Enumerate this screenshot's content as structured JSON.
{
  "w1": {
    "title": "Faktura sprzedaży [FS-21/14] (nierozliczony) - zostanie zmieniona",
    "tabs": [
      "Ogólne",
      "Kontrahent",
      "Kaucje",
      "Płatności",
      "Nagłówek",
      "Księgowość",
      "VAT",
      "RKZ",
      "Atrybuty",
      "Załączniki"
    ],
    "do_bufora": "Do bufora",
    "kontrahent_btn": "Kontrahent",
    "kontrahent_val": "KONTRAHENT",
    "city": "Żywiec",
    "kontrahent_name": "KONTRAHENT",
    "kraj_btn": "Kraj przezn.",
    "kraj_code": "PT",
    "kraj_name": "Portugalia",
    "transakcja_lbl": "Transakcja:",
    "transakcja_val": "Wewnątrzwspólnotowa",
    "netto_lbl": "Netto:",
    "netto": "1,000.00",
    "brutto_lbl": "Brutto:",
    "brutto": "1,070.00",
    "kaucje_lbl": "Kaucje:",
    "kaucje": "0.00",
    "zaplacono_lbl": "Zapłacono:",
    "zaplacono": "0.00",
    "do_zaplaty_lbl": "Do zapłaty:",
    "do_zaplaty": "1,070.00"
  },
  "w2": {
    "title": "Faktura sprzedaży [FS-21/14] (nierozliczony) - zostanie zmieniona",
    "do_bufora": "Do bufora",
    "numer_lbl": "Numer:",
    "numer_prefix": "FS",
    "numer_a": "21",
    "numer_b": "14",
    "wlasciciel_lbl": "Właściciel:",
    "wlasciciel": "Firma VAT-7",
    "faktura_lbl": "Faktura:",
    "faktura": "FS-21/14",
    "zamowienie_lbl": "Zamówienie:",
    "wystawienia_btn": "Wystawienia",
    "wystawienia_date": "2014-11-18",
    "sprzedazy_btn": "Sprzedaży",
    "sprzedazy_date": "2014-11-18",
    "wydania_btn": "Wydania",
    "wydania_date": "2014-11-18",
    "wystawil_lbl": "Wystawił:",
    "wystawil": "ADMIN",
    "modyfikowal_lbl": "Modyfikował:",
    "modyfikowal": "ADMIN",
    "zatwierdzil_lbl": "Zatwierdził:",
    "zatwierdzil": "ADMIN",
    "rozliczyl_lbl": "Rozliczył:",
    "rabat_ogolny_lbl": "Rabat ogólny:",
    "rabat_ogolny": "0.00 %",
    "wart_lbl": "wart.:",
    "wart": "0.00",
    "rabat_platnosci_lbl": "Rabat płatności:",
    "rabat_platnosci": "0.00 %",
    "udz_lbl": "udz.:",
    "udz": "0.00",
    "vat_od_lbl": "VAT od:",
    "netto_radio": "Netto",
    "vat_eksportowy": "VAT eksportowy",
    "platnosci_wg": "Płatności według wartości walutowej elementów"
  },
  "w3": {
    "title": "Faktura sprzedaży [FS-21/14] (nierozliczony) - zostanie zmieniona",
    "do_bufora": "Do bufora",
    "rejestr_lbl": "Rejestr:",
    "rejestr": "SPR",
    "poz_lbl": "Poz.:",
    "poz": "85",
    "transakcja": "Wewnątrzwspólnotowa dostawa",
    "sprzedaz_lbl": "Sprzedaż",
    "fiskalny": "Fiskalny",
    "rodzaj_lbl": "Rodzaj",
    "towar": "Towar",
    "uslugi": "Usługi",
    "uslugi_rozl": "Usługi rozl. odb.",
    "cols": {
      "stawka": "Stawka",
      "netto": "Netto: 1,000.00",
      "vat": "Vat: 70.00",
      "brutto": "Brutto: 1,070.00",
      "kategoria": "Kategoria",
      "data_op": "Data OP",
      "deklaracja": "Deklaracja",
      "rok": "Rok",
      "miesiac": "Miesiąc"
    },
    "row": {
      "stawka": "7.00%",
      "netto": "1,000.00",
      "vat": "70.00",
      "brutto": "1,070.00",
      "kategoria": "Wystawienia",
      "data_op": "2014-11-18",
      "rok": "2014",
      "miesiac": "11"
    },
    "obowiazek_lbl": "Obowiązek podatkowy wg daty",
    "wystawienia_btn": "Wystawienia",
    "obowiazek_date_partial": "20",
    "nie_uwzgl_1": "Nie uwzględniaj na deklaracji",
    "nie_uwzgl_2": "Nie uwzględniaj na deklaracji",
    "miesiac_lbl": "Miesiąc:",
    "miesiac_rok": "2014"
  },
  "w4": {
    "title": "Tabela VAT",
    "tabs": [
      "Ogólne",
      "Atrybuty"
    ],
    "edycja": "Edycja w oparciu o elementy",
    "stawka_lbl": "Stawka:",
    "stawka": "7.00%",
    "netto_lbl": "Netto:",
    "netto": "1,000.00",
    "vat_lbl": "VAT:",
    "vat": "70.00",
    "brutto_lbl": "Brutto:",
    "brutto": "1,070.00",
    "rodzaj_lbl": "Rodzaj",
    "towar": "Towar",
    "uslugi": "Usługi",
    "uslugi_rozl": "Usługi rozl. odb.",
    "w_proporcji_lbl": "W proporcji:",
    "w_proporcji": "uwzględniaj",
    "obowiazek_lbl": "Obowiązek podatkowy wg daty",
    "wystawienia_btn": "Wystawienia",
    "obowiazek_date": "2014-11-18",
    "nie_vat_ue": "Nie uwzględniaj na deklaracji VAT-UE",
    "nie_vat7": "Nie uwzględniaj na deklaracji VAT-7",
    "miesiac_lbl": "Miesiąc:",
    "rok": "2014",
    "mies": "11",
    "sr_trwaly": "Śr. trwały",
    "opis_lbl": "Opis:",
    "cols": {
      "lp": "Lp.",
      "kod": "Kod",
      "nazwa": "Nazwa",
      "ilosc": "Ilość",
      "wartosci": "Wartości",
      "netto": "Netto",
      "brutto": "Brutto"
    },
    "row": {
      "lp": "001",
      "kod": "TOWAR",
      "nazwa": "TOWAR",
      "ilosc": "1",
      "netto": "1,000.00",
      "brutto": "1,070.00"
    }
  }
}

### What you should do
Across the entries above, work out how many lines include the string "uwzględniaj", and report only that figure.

### Written solution
5